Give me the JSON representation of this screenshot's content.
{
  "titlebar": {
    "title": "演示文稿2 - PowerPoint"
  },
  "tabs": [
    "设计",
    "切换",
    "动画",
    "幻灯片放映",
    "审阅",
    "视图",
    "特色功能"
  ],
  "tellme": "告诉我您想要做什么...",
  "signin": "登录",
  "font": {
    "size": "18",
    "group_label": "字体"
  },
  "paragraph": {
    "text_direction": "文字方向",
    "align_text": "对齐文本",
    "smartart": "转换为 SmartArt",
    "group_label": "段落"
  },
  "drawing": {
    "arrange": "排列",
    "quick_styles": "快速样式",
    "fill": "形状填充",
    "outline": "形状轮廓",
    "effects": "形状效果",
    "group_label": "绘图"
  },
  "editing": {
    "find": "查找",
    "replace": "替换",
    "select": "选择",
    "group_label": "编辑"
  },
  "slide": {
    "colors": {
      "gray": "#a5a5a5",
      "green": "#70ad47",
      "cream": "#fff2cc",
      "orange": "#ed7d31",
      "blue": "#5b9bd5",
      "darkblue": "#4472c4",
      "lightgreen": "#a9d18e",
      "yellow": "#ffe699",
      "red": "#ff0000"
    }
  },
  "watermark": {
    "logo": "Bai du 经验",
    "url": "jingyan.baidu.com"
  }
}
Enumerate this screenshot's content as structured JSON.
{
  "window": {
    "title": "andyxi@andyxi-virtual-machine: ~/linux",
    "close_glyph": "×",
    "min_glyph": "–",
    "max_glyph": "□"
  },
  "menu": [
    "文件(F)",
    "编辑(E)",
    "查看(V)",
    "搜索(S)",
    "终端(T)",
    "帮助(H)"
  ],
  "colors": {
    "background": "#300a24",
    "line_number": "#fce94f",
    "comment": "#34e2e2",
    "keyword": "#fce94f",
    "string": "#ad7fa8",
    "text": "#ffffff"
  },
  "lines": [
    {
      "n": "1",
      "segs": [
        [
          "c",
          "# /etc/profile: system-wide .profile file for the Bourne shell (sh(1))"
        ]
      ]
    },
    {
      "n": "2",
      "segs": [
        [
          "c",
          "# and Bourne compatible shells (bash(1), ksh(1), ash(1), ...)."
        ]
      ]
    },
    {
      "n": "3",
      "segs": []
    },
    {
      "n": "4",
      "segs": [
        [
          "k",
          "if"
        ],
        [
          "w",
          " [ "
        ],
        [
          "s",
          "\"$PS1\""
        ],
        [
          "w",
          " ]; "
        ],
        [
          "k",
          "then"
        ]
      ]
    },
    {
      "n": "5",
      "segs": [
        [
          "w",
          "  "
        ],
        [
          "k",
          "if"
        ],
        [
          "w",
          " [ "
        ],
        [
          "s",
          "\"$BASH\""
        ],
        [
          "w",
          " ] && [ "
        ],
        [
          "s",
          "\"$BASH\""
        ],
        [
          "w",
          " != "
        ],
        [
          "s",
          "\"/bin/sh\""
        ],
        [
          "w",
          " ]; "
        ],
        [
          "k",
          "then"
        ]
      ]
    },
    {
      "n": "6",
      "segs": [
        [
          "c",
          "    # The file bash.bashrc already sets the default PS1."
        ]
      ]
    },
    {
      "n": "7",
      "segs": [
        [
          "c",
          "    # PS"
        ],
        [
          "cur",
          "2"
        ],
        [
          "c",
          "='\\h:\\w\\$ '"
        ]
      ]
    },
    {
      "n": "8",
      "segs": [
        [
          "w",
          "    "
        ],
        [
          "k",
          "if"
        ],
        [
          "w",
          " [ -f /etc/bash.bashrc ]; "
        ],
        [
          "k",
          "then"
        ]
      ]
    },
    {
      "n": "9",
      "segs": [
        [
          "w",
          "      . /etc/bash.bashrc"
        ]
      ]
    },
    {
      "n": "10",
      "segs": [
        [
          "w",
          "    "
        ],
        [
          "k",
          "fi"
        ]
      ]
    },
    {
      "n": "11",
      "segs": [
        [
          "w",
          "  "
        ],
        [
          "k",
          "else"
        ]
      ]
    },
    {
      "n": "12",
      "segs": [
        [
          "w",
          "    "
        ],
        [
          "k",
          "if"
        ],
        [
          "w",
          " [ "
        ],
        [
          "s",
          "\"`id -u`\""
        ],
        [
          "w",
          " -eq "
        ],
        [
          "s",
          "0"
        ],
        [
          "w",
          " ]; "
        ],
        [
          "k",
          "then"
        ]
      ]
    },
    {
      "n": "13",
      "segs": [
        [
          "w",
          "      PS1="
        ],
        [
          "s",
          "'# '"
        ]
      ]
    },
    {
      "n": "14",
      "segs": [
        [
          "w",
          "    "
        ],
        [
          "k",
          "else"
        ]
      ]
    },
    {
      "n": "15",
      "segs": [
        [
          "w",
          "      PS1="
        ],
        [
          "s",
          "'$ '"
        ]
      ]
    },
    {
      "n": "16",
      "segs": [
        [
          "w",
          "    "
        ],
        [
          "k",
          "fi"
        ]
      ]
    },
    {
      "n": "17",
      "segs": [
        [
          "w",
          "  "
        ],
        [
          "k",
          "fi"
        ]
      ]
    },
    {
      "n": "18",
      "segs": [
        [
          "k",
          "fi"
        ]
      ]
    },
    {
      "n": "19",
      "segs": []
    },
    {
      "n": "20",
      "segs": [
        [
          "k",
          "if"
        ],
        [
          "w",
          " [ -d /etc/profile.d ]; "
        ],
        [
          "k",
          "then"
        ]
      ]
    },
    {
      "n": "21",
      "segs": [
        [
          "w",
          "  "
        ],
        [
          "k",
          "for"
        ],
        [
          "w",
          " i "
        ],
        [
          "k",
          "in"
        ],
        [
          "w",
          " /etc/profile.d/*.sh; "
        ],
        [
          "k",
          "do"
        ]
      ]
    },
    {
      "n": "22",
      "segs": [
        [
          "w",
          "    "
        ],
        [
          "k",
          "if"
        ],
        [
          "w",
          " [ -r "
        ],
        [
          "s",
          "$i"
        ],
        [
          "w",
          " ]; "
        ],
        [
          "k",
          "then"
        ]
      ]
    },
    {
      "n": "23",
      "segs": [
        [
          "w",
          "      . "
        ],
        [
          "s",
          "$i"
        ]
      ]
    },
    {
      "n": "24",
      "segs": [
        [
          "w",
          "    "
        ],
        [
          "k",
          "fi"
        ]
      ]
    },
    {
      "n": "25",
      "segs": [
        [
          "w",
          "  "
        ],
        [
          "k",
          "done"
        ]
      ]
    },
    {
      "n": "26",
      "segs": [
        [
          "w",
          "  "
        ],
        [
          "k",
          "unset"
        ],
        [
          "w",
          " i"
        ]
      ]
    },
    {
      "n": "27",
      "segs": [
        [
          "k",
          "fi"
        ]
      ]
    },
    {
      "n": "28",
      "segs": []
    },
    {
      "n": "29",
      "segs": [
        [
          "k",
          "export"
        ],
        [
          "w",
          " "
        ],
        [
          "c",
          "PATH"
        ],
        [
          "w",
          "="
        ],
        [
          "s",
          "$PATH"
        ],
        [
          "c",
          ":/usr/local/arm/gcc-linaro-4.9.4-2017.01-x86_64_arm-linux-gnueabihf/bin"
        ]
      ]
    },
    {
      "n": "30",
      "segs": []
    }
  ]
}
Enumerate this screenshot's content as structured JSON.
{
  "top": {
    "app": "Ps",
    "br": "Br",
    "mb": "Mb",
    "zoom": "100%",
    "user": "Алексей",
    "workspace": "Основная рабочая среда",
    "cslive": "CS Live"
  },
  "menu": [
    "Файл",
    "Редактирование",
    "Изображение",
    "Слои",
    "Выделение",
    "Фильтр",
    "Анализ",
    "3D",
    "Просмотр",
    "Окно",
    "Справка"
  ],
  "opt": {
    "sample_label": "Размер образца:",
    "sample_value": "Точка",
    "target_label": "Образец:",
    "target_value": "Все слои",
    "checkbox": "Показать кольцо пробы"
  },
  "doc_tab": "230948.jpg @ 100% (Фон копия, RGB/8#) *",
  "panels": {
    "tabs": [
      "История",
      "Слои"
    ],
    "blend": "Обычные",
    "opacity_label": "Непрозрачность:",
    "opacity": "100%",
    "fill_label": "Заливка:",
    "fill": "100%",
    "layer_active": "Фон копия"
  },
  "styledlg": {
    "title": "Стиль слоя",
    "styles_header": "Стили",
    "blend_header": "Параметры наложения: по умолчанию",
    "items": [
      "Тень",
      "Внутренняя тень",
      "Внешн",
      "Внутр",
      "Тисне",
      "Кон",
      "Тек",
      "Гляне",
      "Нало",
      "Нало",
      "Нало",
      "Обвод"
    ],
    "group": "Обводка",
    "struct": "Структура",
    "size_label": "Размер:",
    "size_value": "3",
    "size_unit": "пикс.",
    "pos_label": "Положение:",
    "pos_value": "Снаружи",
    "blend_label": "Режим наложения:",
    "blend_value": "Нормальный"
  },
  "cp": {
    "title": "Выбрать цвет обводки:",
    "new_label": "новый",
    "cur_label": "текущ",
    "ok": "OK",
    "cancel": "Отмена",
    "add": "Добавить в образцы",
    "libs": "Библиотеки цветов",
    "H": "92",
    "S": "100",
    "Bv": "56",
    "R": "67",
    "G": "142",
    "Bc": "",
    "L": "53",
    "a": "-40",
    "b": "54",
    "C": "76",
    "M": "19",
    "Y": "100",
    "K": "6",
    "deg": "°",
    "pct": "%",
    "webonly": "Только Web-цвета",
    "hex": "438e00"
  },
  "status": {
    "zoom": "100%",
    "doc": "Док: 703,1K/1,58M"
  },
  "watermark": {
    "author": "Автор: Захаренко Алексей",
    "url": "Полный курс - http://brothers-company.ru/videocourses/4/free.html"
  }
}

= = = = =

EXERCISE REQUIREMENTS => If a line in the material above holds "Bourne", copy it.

SOLUTION TO THIS PROBLEM =>
          "# /etc/profile: system-wide .profile file for the Bourne shell (sh(1))"
          "# and Bourne compatible shells (bash(1), ksh(1), ash(1), ...)."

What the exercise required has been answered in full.